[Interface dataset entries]
<<<<
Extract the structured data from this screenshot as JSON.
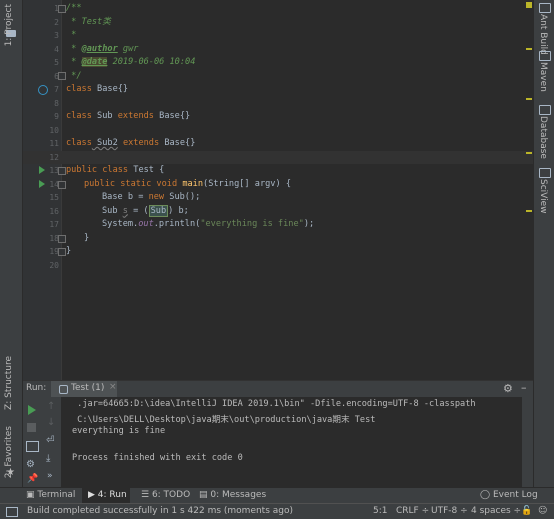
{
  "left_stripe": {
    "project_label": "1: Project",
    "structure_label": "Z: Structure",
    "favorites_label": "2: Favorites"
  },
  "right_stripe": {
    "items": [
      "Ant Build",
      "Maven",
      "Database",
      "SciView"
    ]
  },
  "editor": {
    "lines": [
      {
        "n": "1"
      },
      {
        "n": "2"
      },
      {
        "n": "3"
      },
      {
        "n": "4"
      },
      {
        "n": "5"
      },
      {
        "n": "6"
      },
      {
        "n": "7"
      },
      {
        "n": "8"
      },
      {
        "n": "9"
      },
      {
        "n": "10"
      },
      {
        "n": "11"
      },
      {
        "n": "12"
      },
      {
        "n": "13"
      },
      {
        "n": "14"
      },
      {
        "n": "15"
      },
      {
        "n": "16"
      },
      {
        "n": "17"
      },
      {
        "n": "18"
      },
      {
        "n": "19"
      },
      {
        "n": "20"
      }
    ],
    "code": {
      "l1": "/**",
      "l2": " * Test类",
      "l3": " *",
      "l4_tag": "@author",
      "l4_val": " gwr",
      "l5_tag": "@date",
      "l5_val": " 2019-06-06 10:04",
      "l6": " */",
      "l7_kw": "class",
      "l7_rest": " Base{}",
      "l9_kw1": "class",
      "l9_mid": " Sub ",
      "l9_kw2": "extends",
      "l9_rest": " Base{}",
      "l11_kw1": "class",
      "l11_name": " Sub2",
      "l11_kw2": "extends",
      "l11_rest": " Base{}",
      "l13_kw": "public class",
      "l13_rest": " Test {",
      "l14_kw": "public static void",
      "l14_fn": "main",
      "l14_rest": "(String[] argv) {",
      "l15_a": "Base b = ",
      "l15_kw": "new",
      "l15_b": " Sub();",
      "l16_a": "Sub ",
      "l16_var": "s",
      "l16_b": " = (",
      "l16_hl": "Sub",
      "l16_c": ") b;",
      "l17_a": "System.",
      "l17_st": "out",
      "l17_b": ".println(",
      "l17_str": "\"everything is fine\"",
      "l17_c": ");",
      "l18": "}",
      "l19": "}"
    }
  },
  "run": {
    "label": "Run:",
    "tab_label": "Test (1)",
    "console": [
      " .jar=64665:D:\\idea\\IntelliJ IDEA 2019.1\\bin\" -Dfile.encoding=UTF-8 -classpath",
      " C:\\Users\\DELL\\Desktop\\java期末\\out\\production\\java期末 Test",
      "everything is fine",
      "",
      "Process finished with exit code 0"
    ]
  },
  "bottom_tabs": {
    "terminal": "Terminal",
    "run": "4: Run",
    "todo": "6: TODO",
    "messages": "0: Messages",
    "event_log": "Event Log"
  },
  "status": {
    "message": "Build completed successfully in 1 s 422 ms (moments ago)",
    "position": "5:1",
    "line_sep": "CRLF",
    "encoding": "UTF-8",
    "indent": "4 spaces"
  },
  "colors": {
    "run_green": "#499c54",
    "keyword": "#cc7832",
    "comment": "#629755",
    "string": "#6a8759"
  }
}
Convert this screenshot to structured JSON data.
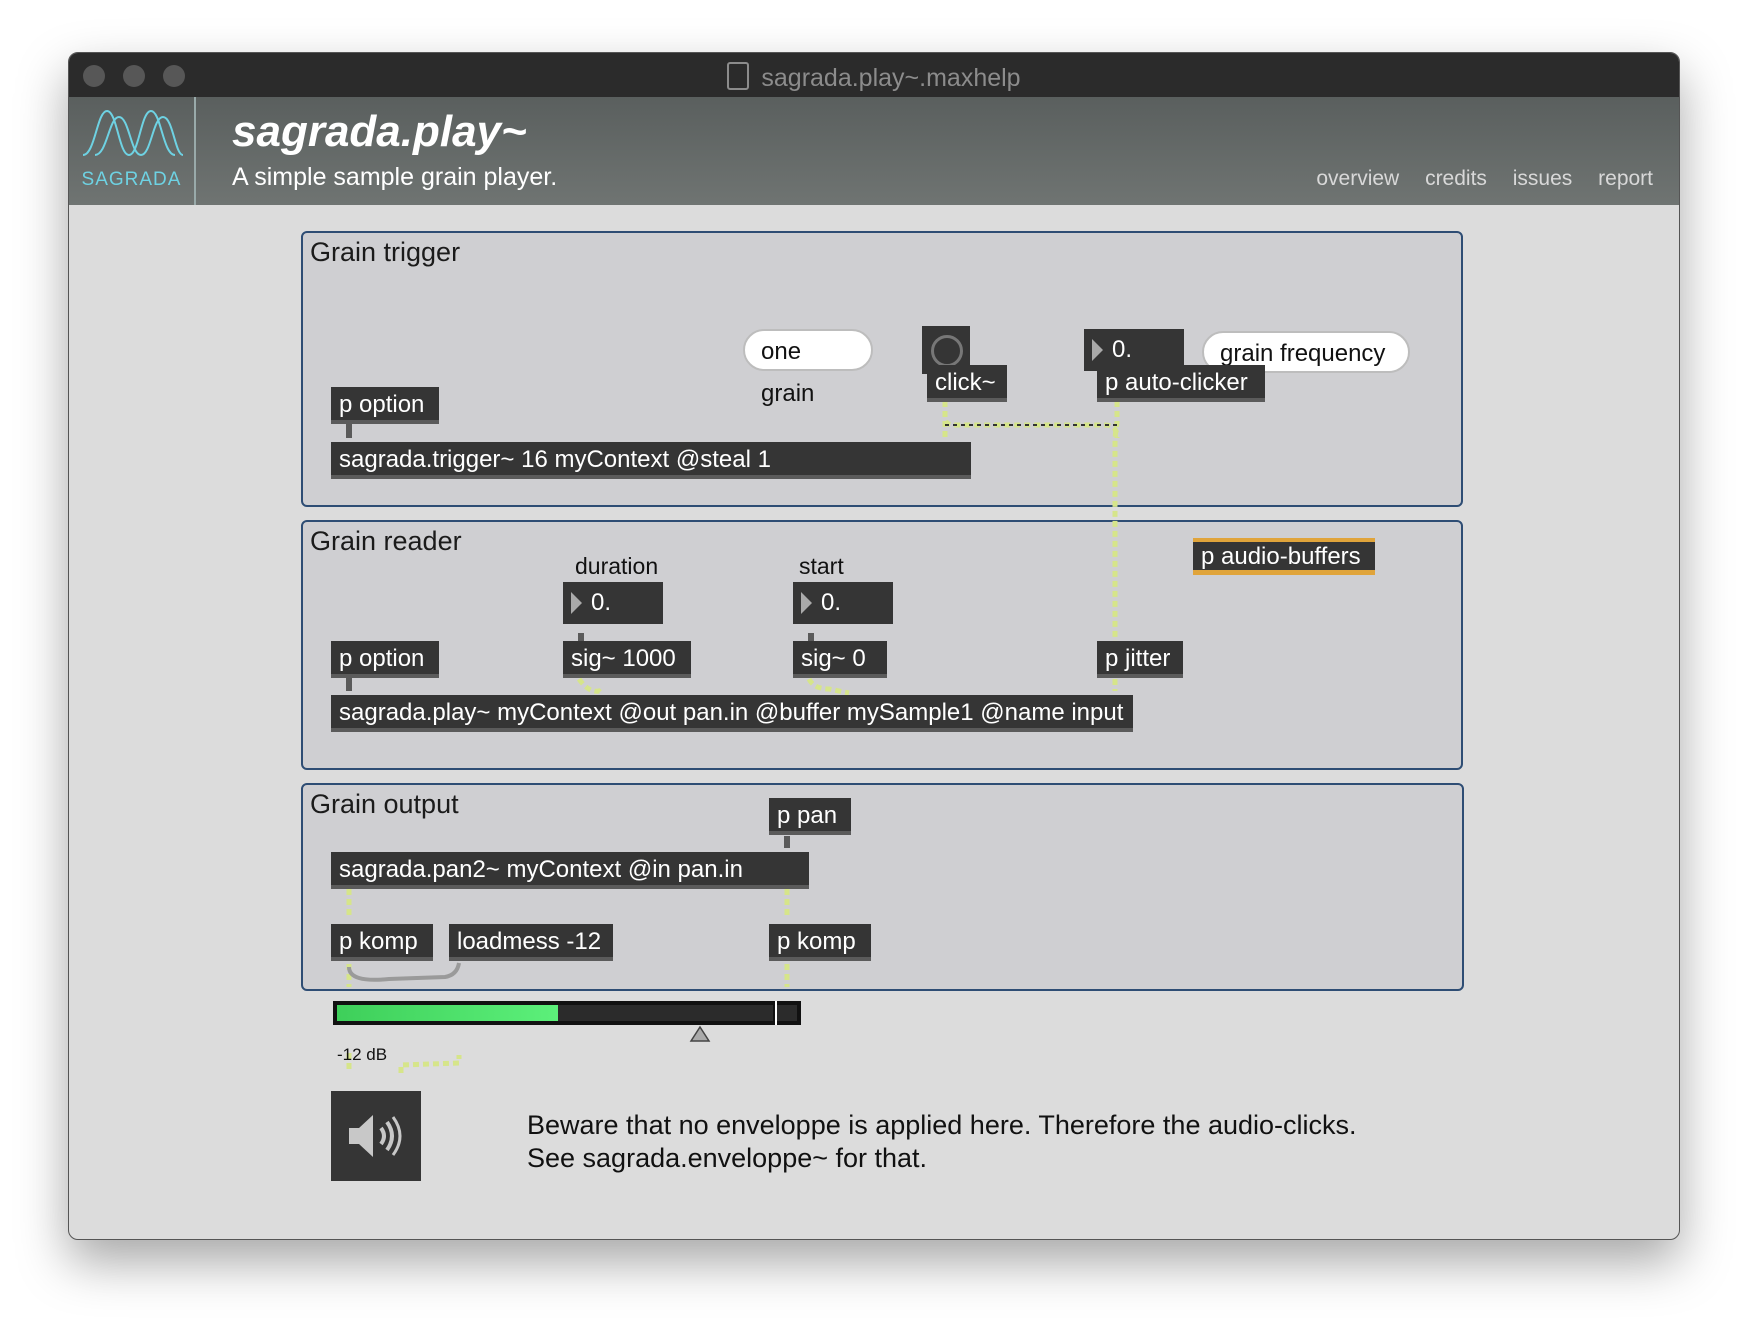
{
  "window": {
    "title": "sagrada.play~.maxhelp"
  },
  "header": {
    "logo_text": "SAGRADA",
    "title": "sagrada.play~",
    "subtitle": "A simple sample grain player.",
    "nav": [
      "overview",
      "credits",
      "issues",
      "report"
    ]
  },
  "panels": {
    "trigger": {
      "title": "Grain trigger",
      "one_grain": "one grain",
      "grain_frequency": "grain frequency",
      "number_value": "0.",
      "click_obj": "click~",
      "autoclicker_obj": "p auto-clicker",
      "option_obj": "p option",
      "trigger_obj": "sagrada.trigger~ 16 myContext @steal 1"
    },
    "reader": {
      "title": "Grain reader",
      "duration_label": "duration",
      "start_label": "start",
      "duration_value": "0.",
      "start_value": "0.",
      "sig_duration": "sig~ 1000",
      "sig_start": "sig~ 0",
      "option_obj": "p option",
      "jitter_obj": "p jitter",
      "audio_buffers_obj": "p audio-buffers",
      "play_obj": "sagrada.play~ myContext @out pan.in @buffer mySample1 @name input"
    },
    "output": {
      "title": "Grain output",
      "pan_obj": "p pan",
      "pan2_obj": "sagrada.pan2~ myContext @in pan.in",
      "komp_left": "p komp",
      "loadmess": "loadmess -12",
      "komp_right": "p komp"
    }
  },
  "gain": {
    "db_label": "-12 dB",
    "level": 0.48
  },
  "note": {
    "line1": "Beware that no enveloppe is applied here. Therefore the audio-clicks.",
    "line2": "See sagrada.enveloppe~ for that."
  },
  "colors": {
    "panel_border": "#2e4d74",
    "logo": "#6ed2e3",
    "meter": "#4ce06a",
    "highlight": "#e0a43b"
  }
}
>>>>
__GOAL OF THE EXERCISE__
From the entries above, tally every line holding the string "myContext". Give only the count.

__PROBLEM SOLUTION__
3